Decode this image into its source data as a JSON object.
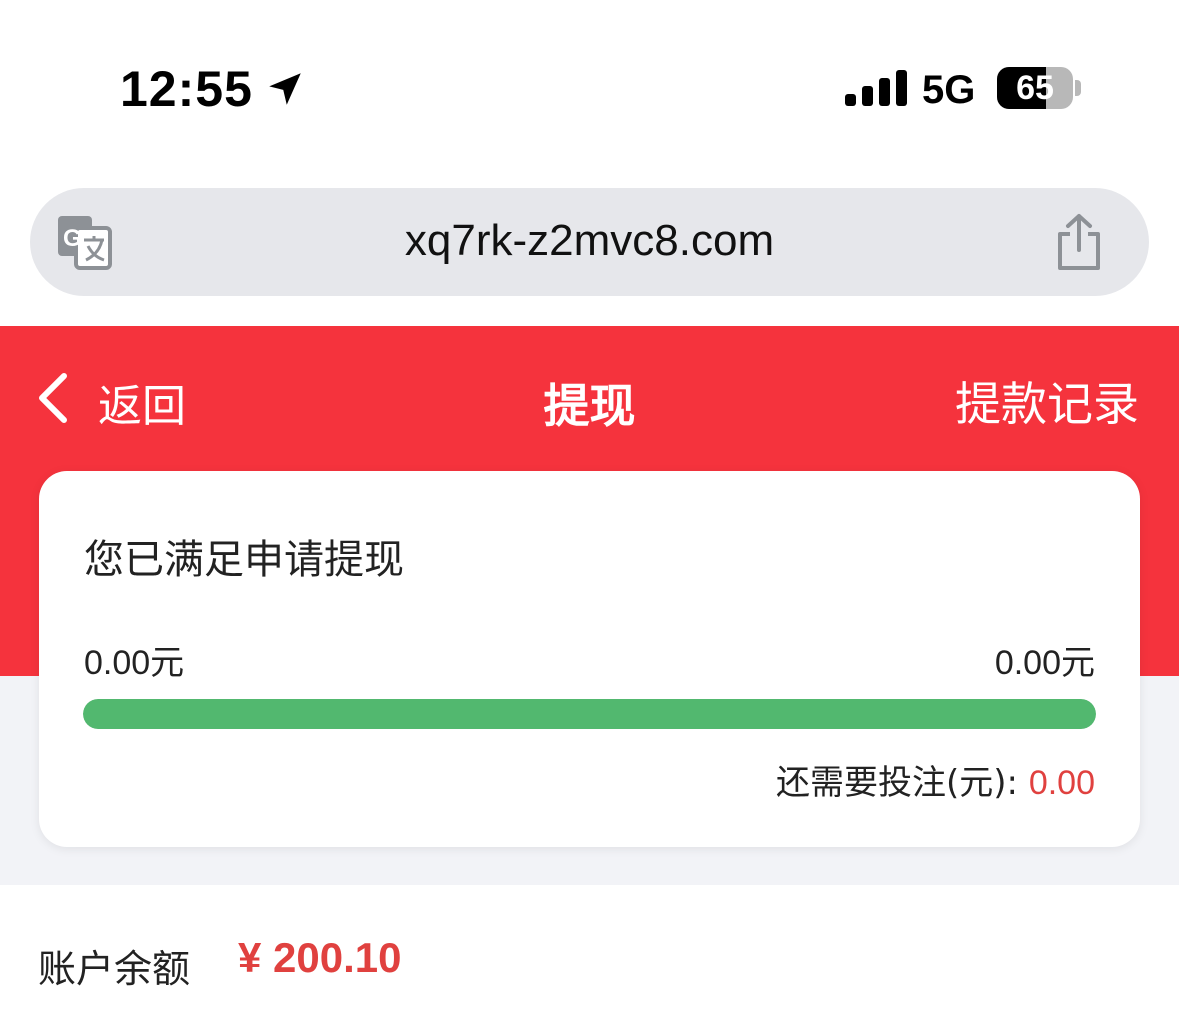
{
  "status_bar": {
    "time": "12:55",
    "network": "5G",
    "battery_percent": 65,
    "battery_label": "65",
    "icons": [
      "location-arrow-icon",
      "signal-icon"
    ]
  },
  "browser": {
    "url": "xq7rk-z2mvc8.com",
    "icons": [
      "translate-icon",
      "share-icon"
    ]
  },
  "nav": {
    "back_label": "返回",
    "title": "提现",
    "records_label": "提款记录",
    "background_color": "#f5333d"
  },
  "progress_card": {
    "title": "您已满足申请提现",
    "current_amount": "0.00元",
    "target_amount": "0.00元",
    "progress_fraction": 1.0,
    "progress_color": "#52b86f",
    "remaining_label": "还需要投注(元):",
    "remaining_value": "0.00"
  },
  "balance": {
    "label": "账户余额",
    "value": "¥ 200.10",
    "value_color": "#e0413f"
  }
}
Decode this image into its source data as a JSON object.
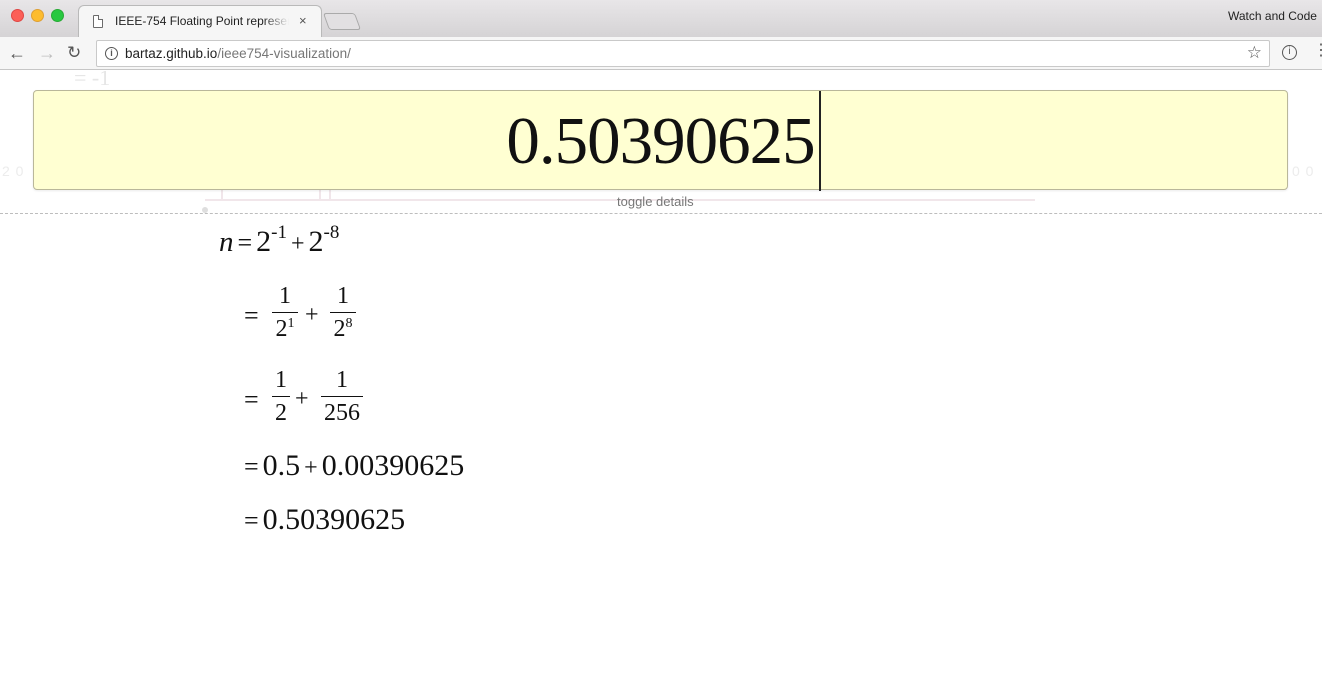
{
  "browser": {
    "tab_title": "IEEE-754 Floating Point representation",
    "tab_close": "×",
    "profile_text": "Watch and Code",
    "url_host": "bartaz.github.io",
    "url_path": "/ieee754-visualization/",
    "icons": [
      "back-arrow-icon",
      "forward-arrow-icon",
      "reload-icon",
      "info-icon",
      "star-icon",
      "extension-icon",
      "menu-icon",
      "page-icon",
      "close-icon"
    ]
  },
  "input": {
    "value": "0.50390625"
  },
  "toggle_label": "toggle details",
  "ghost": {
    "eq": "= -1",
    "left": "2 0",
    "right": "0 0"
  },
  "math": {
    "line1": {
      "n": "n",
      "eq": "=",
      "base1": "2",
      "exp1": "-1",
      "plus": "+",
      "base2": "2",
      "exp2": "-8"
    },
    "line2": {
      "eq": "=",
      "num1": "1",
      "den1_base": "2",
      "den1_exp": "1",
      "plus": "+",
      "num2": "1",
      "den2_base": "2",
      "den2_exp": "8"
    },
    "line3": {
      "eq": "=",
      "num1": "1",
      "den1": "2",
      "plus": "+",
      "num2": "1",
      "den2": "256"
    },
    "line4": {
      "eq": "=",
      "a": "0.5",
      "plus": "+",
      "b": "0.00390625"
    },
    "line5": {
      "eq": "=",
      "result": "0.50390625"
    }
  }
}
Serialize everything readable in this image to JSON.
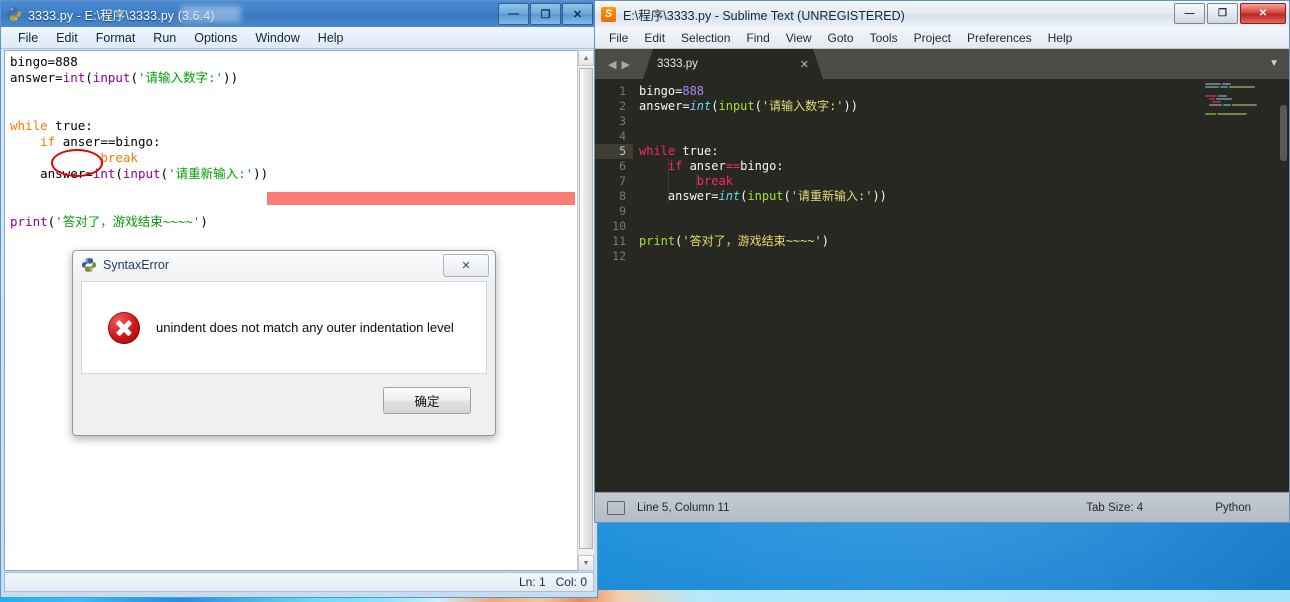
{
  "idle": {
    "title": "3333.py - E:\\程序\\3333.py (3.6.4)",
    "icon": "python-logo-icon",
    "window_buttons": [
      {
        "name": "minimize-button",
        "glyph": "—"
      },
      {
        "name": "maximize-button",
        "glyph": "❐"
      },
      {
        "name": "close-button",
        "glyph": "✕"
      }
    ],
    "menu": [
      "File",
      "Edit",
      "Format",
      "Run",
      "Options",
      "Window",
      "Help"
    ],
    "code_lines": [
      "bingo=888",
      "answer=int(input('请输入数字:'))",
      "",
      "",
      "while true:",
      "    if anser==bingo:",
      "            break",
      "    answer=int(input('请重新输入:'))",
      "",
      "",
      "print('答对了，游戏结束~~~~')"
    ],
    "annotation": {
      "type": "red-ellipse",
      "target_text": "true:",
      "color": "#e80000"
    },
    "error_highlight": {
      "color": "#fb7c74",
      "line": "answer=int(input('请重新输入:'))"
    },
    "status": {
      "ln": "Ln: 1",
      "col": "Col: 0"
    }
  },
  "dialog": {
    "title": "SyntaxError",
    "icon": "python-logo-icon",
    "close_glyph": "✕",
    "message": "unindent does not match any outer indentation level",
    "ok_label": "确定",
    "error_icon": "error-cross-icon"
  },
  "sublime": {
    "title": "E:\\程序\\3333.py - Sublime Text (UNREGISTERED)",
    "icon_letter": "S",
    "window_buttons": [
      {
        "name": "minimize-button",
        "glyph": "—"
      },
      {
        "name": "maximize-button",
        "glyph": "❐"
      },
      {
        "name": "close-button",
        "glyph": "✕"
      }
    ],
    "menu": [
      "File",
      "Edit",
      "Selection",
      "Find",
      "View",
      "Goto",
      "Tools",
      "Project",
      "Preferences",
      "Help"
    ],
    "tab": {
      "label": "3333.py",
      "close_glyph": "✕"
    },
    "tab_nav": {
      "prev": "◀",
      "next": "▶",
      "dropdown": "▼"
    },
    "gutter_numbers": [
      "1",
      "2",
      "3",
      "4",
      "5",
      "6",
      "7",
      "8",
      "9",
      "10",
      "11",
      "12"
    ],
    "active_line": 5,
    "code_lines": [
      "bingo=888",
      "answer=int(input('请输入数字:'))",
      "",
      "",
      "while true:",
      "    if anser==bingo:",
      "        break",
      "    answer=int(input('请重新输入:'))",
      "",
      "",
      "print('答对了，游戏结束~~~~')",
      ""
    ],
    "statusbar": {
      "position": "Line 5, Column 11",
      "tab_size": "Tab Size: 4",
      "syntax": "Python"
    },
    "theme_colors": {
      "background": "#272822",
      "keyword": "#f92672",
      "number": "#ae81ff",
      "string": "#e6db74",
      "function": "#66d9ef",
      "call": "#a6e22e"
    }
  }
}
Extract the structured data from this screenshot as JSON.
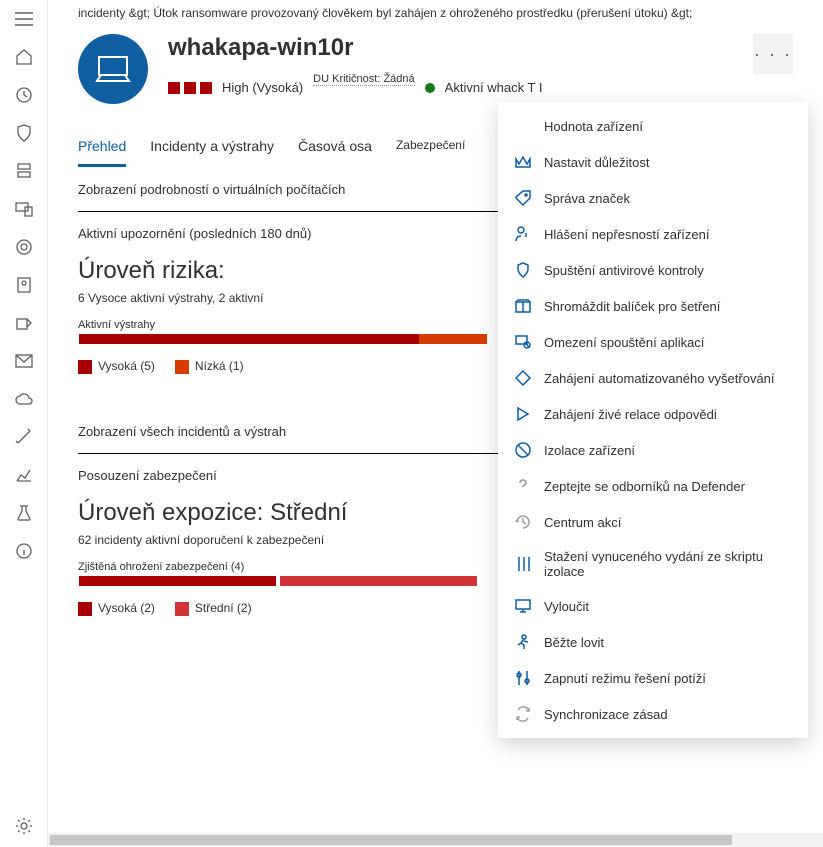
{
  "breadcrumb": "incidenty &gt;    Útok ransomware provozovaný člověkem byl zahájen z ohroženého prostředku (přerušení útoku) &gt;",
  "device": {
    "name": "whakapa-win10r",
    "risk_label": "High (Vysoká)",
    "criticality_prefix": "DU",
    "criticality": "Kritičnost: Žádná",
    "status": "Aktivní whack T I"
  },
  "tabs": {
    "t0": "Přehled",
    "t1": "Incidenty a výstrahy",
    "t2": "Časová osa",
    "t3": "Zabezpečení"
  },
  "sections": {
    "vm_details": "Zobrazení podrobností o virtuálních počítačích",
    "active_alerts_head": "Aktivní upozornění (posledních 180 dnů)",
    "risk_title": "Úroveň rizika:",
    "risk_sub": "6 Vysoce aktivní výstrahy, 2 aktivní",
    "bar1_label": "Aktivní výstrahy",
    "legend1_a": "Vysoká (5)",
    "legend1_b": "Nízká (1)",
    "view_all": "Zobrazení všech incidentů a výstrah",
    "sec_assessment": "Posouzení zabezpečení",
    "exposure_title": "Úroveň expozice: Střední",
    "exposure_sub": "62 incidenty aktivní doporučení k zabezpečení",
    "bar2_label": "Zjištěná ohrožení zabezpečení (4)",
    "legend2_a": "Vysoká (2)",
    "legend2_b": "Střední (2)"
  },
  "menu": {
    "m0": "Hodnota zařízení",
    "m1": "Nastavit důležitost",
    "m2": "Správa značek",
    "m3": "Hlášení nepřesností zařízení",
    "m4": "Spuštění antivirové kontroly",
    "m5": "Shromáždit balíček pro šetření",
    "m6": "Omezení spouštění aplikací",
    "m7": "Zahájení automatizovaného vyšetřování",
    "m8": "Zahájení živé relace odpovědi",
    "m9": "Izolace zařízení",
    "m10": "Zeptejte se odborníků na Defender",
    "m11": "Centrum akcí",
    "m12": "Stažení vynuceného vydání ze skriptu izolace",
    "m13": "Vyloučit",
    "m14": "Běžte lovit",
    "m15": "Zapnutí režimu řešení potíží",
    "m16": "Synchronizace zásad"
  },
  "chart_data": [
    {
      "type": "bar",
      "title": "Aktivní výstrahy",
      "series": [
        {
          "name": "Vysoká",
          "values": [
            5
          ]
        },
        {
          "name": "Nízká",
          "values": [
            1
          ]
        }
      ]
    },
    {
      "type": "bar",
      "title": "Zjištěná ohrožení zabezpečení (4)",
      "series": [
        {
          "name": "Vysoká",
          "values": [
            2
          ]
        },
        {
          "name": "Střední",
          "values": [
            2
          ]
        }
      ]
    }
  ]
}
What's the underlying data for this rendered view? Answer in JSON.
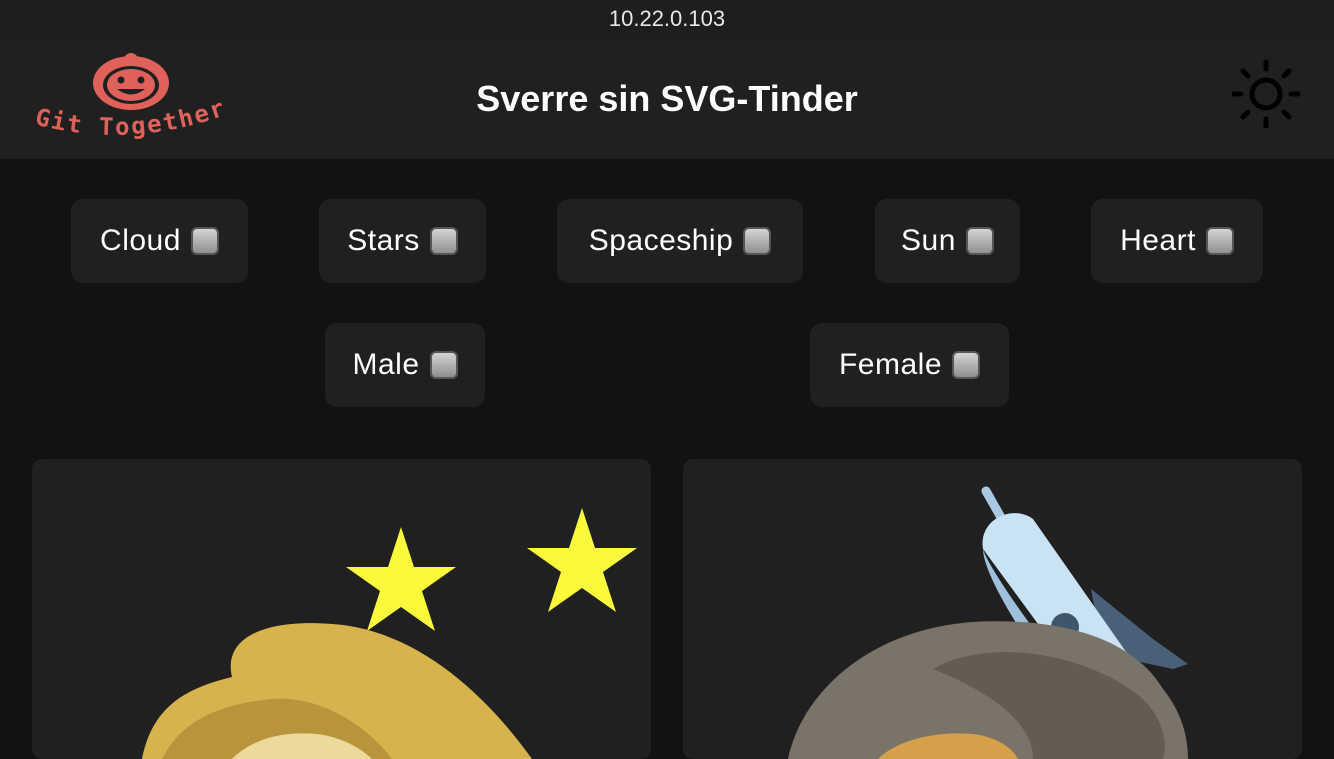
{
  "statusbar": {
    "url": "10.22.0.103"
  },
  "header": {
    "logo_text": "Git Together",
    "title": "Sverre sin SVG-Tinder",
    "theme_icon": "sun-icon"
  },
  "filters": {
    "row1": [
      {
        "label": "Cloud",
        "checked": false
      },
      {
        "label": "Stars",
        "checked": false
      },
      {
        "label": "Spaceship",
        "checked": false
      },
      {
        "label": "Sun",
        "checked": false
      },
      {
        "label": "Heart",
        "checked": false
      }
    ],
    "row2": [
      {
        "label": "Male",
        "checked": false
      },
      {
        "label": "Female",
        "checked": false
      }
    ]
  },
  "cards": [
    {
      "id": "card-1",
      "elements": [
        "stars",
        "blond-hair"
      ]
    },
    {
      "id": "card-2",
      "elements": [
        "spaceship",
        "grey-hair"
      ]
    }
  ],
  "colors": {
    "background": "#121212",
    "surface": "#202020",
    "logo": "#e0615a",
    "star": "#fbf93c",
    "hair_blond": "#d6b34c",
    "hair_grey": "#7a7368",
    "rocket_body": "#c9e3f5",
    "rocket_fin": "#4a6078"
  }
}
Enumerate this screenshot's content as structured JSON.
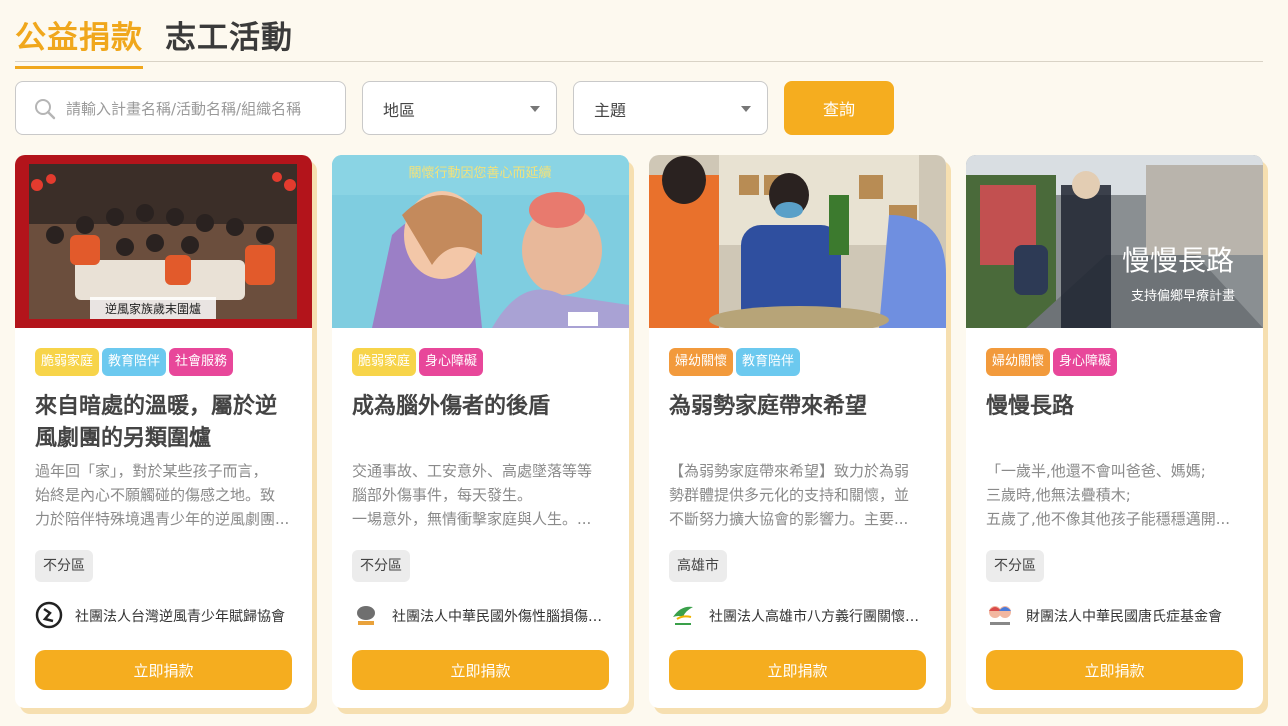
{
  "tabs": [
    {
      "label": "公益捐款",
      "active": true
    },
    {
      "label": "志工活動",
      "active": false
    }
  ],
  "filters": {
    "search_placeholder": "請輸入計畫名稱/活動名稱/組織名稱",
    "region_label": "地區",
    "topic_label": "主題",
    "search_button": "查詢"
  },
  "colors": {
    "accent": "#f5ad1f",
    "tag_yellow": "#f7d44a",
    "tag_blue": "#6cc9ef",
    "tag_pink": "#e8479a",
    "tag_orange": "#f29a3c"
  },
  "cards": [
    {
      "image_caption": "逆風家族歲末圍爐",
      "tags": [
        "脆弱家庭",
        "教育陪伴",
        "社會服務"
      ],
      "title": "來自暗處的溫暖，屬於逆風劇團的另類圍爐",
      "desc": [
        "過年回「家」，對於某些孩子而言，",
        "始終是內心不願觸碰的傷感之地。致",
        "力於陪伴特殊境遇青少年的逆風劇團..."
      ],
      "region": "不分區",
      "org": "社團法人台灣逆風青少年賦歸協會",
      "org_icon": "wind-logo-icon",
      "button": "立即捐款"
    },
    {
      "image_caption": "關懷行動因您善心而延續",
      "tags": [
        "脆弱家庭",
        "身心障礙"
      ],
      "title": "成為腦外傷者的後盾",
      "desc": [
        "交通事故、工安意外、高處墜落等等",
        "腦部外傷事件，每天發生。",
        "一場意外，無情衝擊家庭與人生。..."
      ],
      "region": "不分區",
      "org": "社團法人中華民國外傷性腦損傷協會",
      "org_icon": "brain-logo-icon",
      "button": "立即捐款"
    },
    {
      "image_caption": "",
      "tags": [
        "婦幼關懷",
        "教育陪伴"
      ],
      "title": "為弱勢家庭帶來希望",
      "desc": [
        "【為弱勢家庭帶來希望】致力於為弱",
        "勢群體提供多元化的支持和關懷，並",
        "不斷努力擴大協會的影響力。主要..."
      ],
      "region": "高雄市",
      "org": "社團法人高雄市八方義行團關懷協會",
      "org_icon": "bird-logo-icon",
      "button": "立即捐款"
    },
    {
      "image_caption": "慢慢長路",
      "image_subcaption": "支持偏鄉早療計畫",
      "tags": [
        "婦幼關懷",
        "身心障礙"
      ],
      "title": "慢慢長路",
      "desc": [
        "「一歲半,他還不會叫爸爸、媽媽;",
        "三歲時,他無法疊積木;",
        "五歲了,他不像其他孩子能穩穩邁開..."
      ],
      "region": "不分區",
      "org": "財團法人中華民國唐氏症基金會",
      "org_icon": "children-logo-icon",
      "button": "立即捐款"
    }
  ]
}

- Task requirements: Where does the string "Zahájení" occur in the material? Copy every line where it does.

- Finished task:
    "m7": "Zahájení automatizovaného vyšetřování",
    "m8": "Zahájení živé relace odpovědi",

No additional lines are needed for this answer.